Of the various fronts in the nation's "war on drugs," none seems more perverse and pointless than the raids that Atty. Gen. John Ashcroft pressed Drug Enforcement Administration agents to stage against patients treating themselves with medical marijuana under Proposition 215, a law that California voters passed eight years ago.
On Monday, two of those patients --Angel Raich, an Oakland mother of two who used the drug as a last resort to ease the constant pain of a brain tumor, and Diane Monson of Oroville, who used cannabis to help her stay mobile despite a degenerative spinal disease -- struck back, appealing their right to treatment to the U.S. Supreme Court. That the Justice Department considers them criminals shows something seriously out of whack in Washington.
Ashcroft's lawyers argued, on narrow legal grounds, that the government had every right to prosecute because Congress in 1970 decreed that marijuana was a Schedule 1 drug, a chemical devoid of any possible medicinal value and illegal in all uses.

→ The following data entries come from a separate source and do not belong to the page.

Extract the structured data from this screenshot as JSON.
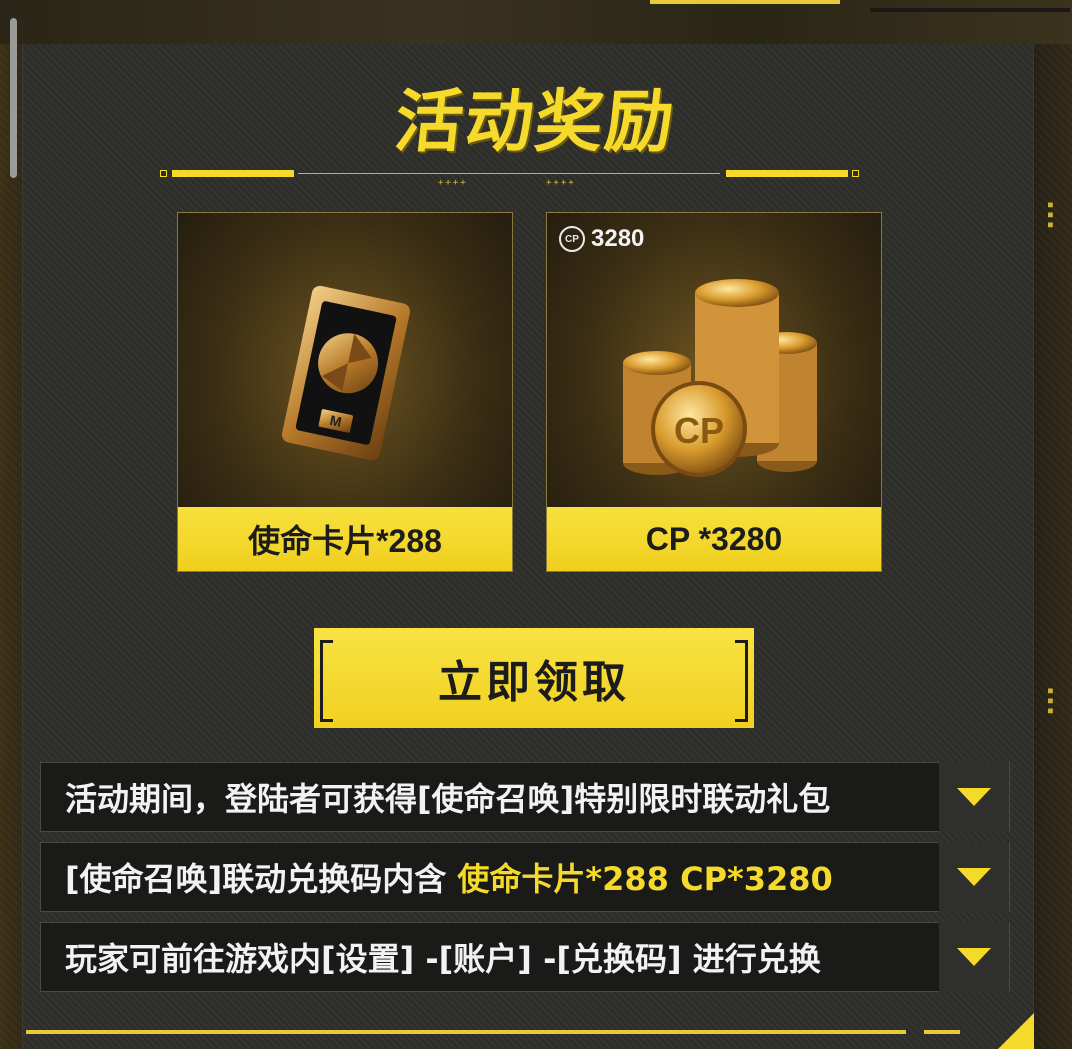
{
  "title": "活动奖励",
  "colors": {
    "accent": "#f5d92b",
    "panel": "#2d2d2a",
    "row_bg": "#1a1a18"
  },
  "rewards": [
    {
      "label": "使命卡片*288",
      "icon": "mission-card-icon"
    },
    {
      "label": "CP *3280",
      "icon": "cp-coins-icon",
      "badge_icon": "cp-icon",
      "badge_amount": "3280"
    }
  ],
  "claim_button": "立即领取",
  "info": [
    {
      "text": "活动期间，登陆者可获得[使命召唤]特别限时联动礼包",
      "highlight": ""
    },
    {
      "text": "[使命召唤]联动兑换码内含 ",
      "highlight": "使命卡片*288 CP*3280"
    },
    {
      "text": "玩家可前往游戏内[设置] -[账户] -[兑换码] 进行兑换",
      "highlight": ""
    }
  ],
  "toggle_icon": "triangle-down-icon",
  "divider_dots": "++++"
}
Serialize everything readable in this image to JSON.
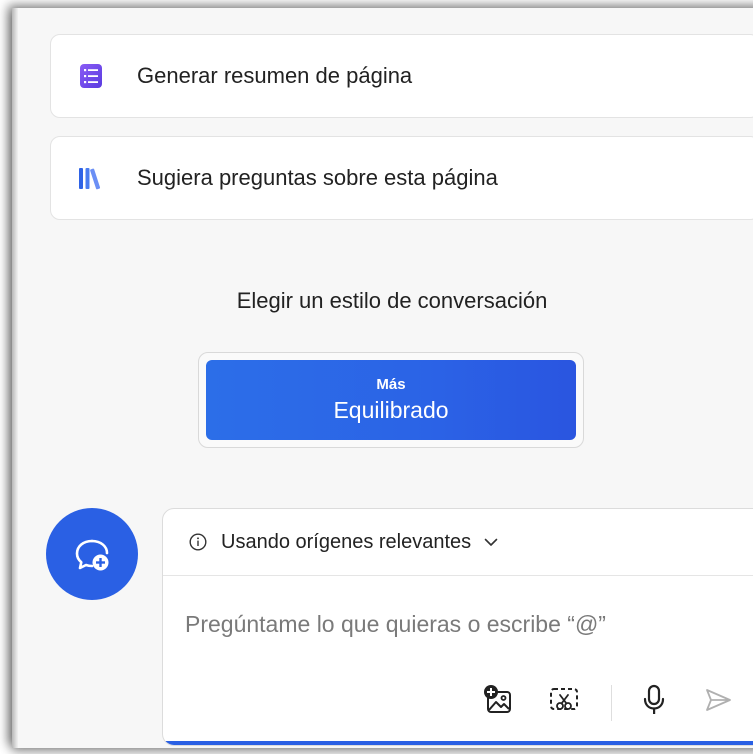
{
  "suggestions": [
    {
      "label": "Generar resumen de página",
      "icon": "list-document-icon"
    },
    {
      "label": "Sugiera preguntas sobre esta página",
      "icon": "books-icon"
    }
  ],
  "conversation_style": {
    "title": "Elegir un estilo de conversación",
    "selected_prefix": "Más",
    "selected_label": "Equilibrado"
  },
  "composer": {
    "sources_label": "Usando orígenes relevantes",
    "placeholder": "Pregúntame lo que quieras o escribe “@”"
  },
  "colors": {
    "accent": "#2a60e4",
    "list_icon": "#7b4ff0",
    "books_icon": "#3b6fe9"
  }
}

Even morphine and cocaine are granted more legitimate status.
Some of the justices fretted that allowing Raich to grow her own pot and use it would open the floodgates for unlimited recreational use. Granted, not every medical marijuana user has a case like Raich's, but commercial prescription drugs are misused, often widely, without being banned or put on Schedule 1.